### What you will do
When copying the records below, omit any image and print everything else exactly.

### Data for this exercise

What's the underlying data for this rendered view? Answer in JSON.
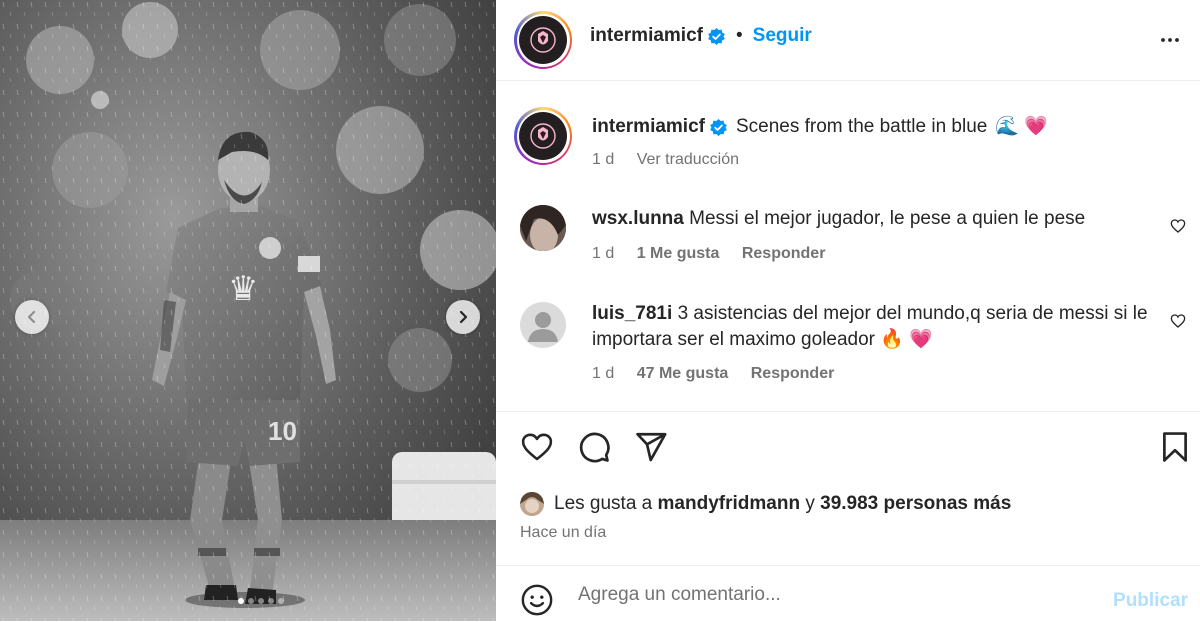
{
  "post": {
    "carousel": {
      "slide_count": 5,
      "active_slide": 1
    },
    "author": {
      "username": "intermiamicf",
      "verified": true,
      "follow_label": "Seguir"
    }
  },
  "caption": {
    "username": "intermiamicf",
    "text": "Scenes from the battle in blue",
    "emojis": "🌊 💗",
    "time": "1 d",
    "translate_label": "Ver traducción"
  },
  "comments": [
    {
      "username": "wsx.lunna",
      "text": "Messi el mejor jugador, le pese a quien le pese",
      "time": "1 d",
      "likes": "1 Me gusta",
      "reply_label": "Responder"
    },
    {
      "username": "luis_781i",
      "text": "3 asistencias del mejor del mundo,q seria de messi si le importara ser el maximo goleador",
      "emojis": "🔥 💗",
      "time": "1 d",
      "likes": "47 Me gusta",
      "reply_label": "Responder"
    }
  ],
  "likes_summary": {
    "prefix": "Les gusta a",
    "user": "mandyfridmann",
    "joiner": "y",
    "others": "39.983 personas más"
  },
  "post_time": "Hace un día",
  "composer": {
    "placeholder": "Agrega un comentario...",
    "publish_label": "Publicar"
  },
  "colors": {
    "accent": "#0095f6",
    "publish_disabled": "#b2dffc",
    "meta": "#737373"
  }
}
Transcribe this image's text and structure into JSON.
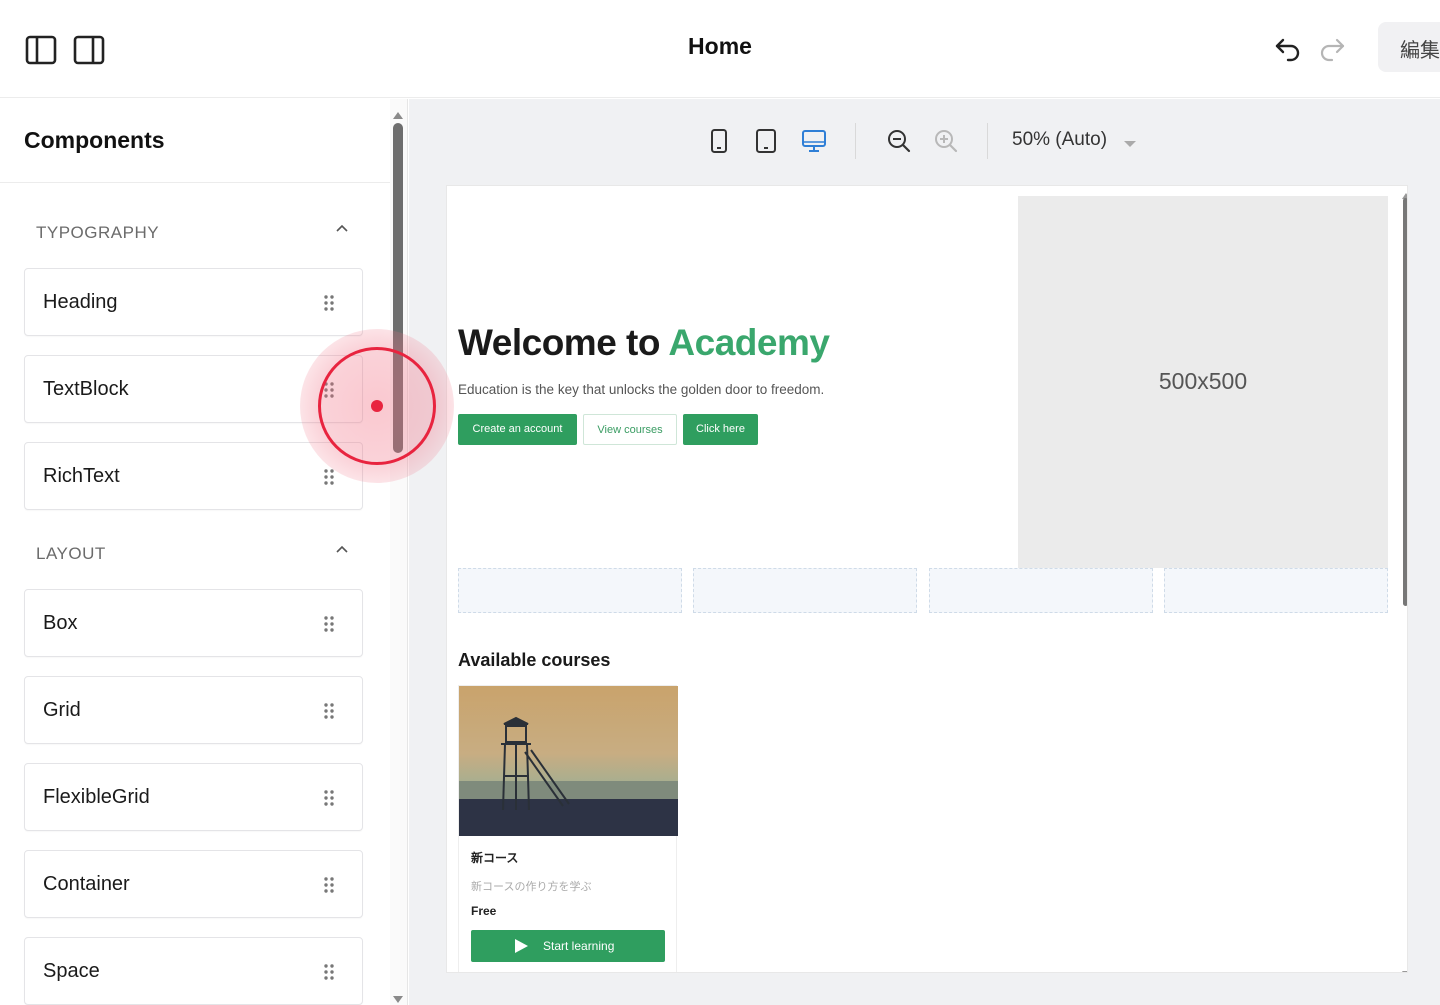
{
  "topbar": {
    "title": "Home",
    "edit_label": "編集"
  },
  "sidebar": {
    "title": "Components",
    "sections": [
      {
        "label": "TYPOGRAPHY",
        "items": [
          "Heading",
          "TextBlock",
          "RichText"
        ]
      },
      {
        "label": "LAYOUT",
        "items": [
          "Box",
          "Grid",
          "FlexibleGrid",
          "Container",
          "Space"
        ]
      }
    ]
  },
  "canvas": {
    "zoom_label": "50% (Auto)",
    "active_device": "desktop",
    "colors": {
      "accent": "#3aa76d",
      "primary_button": "#2f9e5f",
      "selected_device": "#2f7fd6"
    }
  },
  "preview": {
    "hero_title_prefix": "Welcome to ",
    "hero_title_accent": "Academy",
    "hero_subtitle": "Education is the key that unlocks the golden door to freedom.",
    "buttons": [
      "Create an account",
      "View courses",
      "Click here"
    ],
    "image_placeholder": "500x500",
    "courses_heading": "Available courses",
    "course": {
      "name": "新コース",
      "description": "新コースの作り方を学ぶ",
      "price": "Free",
      "button_label": "Start learning"
    }
  }
}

### Exercise result
What's the underlying data for this rendered view? Answer in JSON.
{
  "post": {
    "carousel": {
      "slide_count": 5,
      "active_slide": 1
    },
    "author": {
      "username": "intermiamicf",
      "verified": true,
      "follow_label": "Seguir"
    }
  },
  "caption": {
    "username": "intermiamicf",
    "text": "Scenes from the battle in blue",
    "emojis": "🌊 💗",
    "time": "1 d",
    "translate_label": "Ver traducción"
  },
  "comments": [
    {
      "username": "wsx.lunna",
      "text": "Messi el mejor jugador, le pese a quien le pese",
      "time": "1 d",
      "likes": "1 Me gusta",
      "reply_label": "Responder"
    },
    {
      "username": "luis_781i",
      "text": "3 asistencias del mejor del mundo,q seria de messi si le importara ser el maximo goleador",
      "emojis": "🔥 💗",
      "time": "1 d",
      "likes": "47 Me gusta",
      "reply_label": "Responder"
    }
  ],
  "likes_summary": {
    "prefix": "Les gusta a",
    "user": "mandyfridmann",
    "joiner": "y",
    "others": "39.983 personas más"
  },
  "post_time": "Hace un día",
  "composer": {
    "placeholder": "Agrega un comentario...",
    "publish_label": "Publicar"
  },
  "colors": {
    "accent": "#0095f6",
    "publish_disabled": "#b2dffc",
    "meta": "#737373"
  }
}
Transcribe this image's text and structure into JSON.
{
  "topbar": {
    "title": "Home",
    "edit_label": "編集"
  },
  "sidebar": {
    "title": "Components",
    "sections": [
      {
        "label": "TYPOGRAPHY",
        "items": [
          "Heading",
          "TextBlock",
          "RichText"
        ]
      },
      {
        "label": "LAYOUT",
        "items": [
          "Box",
          "Grid",
          "FlexibleGrid",
          "Container",
          "Space"
        ]
      }
    ]
  },
  "canvas": {
    "zoom_label": "50% (Auto)",
    "active_device": "desktop",
    "colors": {
      "accent": "#3aa76d",
      "primary_button": "#2f9e5f",
      "selected_device": "#2f7fd6"
    }
  },
  "preview": {
    "hero_title_prefix": "Welcome to ",
    "hero_title_accent": "Academy",
    "hero_subtitle": "Education is the key that unlocks the golden door to freedom.",
    "buttons": [
      "Create an account",
      "View courses",
      "Click here"
    ],
    "image_placeholder": "500x500",
    "courses_heading": "Available courses",
    "course": {
      "name": "新コース",
      "description": "新コースの作り方を学ぶ",
      "price": "Free",
      "button_label": "Start learning"
    }
  }
}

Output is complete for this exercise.